What a beautiful week, calendar-wise: I like when a new month starts with a Monday.
On Tuesday I had my first ‘debrief’ with my main supervisor. I had prepared a few slides and talked informally about what I had read up till now and how I thought it fit with my research:
We then talked for about an hour about the way forward, I got lots of useful tips to look up, and my supervisor will ask the library to order some books that I will need.
As I have mentioned before, my main worry was that I had not read enough, or that I read in too much detail, but my supervisor seemed impressed with my initial progress and told me to trust my gut:

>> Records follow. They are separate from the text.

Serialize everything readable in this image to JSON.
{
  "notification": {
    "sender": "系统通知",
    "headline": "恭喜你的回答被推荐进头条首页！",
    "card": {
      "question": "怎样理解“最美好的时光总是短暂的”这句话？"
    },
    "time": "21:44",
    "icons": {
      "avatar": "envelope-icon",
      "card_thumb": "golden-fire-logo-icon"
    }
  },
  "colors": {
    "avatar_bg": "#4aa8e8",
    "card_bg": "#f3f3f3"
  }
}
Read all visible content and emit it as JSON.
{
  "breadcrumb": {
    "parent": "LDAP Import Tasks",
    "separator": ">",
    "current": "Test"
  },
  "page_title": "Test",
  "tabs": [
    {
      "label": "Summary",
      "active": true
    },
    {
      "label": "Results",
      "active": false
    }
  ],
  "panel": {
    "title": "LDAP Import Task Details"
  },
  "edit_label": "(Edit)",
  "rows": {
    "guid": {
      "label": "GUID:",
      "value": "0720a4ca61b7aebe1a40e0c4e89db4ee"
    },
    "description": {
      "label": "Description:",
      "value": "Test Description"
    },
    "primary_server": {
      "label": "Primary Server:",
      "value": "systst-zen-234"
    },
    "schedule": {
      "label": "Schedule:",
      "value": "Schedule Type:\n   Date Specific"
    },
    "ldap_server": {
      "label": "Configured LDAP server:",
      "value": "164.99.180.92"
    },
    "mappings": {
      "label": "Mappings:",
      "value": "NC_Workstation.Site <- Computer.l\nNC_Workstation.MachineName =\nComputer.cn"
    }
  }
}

If it speaks to you, indulge in it.
The subject of TA (teaching assistant) came up, and I said I would absolutely want to teach at some point.
On Thursday I submitted my visa application for the UK, after I was notified the night before that the university now has filed my CAS (Confirmation of Acceptance for Studies) with the UK government. The application process was relatively smooth and completely online (my friend H had to come over to assist with his modern Iphone), but took time since I read everything very carefully. In the end I had to pay a lot of money to the NHS, much more than what seemed right, but I figure it will get adjusted once the exact length of the visa is decided (I have no idea what they will offer me). In any case, it was fun to do this, because it made this whole endeavor so much more concrete! I realised I’m actually going to leave Berlin, the city I settled in exactly 15 years ago today!
I keep up the daily walks, even in rain. The featured photo is from today’s walk on Tempelhofer Feld in between quite fierce showers.
I started reading The Foucault Reader on Monday and Tuesday, but spent the rest of the week diving into the readings for the course in Queer autoethnography:
Queer autoethnography intro (QA 0)
- Chawla, Devika and Ahmed Atay. 2018. Introduction: Decolonizing Autoethnography. Cultural Studies ↔ Critical Methodologies. 18(1):3-8.
- Jones, Stacy Holman and Anne M. Harriss. 2021. Queering Autoethnography:
- ‘Introduction’, pp. 1–12
- ‘Queering movements’, pp. 50–69
- Johnson, Amber M. and Benny LeMaster (eds.). 2020. Gender futurity, intersectional autoethnography: Embodied theorizing from the margins:
- ‘Introduction’, pp. 1–11
- Section IV intro: ‘Queering History, Imagining Futures’, pp. 195–99
Queer autoethnography session 1 (QA 1)
- Moraga, C. 1983. Loving in the War Years.
- ‘A long line of vendidas’, pp 90-145.
- Romesburg, D. 2014. ‘Where She Comes From: Locating Queer Transracial Adoption’. QED: A Journal in GLBTQ Worldmaking, 1(3): 1-29
- Dahl, U. & H. Hallgren. 2012. ‘Figurative Fragments of a Politics of Location in Desire’. In Livholts, M., ed. Emergent Writing Methodologies in Feminist Studies. Pp 178-182.
- Adams, T.E., Holman Jones, S.L., & Ellis, C. 2015. Autoethnography.
- ‘Introduction’, pp. 1–20.
- This was the best text: Explained how autoethnography came into being in the wake of the ‘crisis of representation’, and was really inspiring!
- Critical reading
- About how to quickly see what paragraphs in a text want by looking at words that signal ‘summary’, ‘argument’, etc. This is basically what I studied for my BA.
- Optimising your PhD journey, session 3 of 3
- It was almost cathartic to learn about ‘the change curve’ of shock → denial → emotional turmoil → acceptance → coming out on the other side where you can become a functioning human being again. Applicable to business situations as well as to your life.
- Consent issues in data sharing (UK Data Service)
- Another useful session by the nice team at UK Data Service. I learned that if data is anonymised, it does not need to adhere to GDPR. And I got inspired to create a combined information folder and informed consent form when it’s time for fieldwork.
Anki, kanji, lots of news, and:
- Started translating a bit again in Manda Ringo’s The Syotaroh from 1996.
- Shaman King (episodes 18–24) – good mix of epic fight scenes and sweet family moments. I really like the extreme perspectives in the drawing style.
- High-Risk High-Rise, a PBS documentary about skyscraper safety that I found on SVT Play.
My feeling now